**Work request**. The reply should return the data in full, exactly as written.

**Task inputs**.
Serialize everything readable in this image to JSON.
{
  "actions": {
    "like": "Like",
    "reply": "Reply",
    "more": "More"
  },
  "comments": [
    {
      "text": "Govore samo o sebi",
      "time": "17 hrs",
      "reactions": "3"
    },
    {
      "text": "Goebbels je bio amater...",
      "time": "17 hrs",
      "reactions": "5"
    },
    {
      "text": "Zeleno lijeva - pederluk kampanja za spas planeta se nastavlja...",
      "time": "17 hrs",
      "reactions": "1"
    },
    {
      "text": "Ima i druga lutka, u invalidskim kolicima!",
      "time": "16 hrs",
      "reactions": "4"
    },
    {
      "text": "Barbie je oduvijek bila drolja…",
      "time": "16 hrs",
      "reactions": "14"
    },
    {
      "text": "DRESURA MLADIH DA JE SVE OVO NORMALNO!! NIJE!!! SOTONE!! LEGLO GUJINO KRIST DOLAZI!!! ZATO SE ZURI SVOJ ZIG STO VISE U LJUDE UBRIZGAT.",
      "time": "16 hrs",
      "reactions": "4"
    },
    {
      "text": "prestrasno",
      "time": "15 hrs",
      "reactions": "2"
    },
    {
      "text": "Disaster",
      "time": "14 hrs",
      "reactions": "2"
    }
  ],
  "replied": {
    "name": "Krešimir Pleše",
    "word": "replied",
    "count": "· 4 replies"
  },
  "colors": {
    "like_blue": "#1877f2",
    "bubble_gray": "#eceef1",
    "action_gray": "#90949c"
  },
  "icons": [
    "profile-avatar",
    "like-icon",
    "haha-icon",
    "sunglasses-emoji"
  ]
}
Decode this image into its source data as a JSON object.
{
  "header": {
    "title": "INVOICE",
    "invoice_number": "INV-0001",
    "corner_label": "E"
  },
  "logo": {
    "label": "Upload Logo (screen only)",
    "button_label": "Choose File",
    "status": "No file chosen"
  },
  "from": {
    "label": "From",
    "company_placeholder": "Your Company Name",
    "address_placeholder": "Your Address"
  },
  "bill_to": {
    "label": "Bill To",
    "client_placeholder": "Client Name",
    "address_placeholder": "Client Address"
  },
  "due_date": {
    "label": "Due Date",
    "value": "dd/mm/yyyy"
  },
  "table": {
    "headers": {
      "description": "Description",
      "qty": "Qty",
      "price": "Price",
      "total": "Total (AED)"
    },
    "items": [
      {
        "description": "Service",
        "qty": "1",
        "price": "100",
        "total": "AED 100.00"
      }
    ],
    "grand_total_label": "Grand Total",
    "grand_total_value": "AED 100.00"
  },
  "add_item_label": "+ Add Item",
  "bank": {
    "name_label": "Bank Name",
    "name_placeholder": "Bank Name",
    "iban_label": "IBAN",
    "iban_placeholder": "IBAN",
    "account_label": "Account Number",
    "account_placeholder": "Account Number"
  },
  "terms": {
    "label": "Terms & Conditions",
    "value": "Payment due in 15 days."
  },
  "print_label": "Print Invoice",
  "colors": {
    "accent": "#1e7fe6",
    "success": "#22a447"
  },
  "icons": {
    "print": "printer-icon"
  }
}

**Result for this exercise**.
Serialize everything readable in this image to JSON.
{
  "actions": {
    "like": "Like",
    "reply": "Reply",
    "more": "More"
  },
  "comments": [
    {
      "text": "Govore samo o sebi",
      "time": "17 hrs",
      "reactions": "3"
    },
    {
      "text": "Goebbels je bio amater...",
      "time": "17 hrs",
      "reactions": "5"
    },
    {
      "text": "Zeleno lijeva - pederluk kampanja za spas planeta se nastavlja...",
      "time": "17 hrs",
      "reactions": "1"
    },
    {
      "text": "Ima i druga lutka, u invalidskim kolicima!",
      "time": "16 hrs",
      "reactions": "4"
    },
    {
      "text": "Barbie je oduvijek bila drolja…",
      "time": "16 hrs",
      "reactions": "14"
    },
    {
      "text": "DRESURA MLADIH DA JE SVE OVO NORMALNO!! NIJE!!! SOTONE!! LEGLO GUJINO KRIST DOLAZI!!! ZATO SE ZURI SVOJ ZIG STO VISE U LJUDE UBRIZGAT.",
      "time": "16 hrs",
      "reactions": "4"
    },
    {
      "text": "prestrasno",
      "time": "15 hrs",
      "reactions": "2"
    },
    {
      "text": "Disaster",
      "time": "14 hrs",
      "reactions": "2"
    }
  ],
  "replied": {
    "name": "Krešimir Pleše",
    "word": "replied",
    "count": "· 4 replies"
  },
  "colors": {
    "like_blue": "#1877f2",
    "bubble_gray": "#eceef1",
    "action_gray": "#90949c"
  },
  "icons": [
    "profile-avatar",
    "like-icon",
    "haha-icon",
    "sunglasses-emoji"
  ]
}
Decode this image into its source data as a JSON object.
{
  "header": {
    "title": "INVOICE",
    "invoice_number": "INV-0001",
    "corner_label": "E"
  },
  "logo": {
    "label": "Upload Logo (screen only)",
    "button_label": "Choose File",
    "status": "No file chosen"
  },
  "from": {
    "label": "From",
    "company_placeholder": "Your Company Name",
    "address_placeholder": "Your Address"
  },
  "bill_to": {
    "label": "Bill To",
    "client_placeholder": "Client Name",
    "address_placeholder": "Client Address"
  },
  "due_date": {
    "label": "Due Date",
    "value": "dd/mm/yyyy"
  },
  "table": {
    "headers": {
      "description": "Description",
      "qty": "Qty",
      "price": "Price",
      "total": "Total (AED)"
    },
    "items": [
      {
        "description": "Service",
        "qty": "1",
        "price": "100",
        "total": "AED 100.00"
      }
    ],
    "grand_total_label": "Grand Total",
    "grand_total_value": "AED 100.00"
  },
  "add_item_label": "+ Add Item",
  "bank": {
    "name_label": "Bank Name",
    "name_placeholder": "Bank Name",
    "iban_label": "IBAN",
    "iban_placeholder": "IBAN",
    "account_label": "Account Number",
    "account_placeholder": "Account Number"
  },
  "terms": {
    "label": "Terms & Conditions",
    "value": "Payment due in 15 days."
  },
  "print_label": "Print Invoice",
  "colors": {
    "accent": "#1e7fe6",
    "success": "#22a447"
  },
  "icons": {
    "print": "printer-icon"
  }
}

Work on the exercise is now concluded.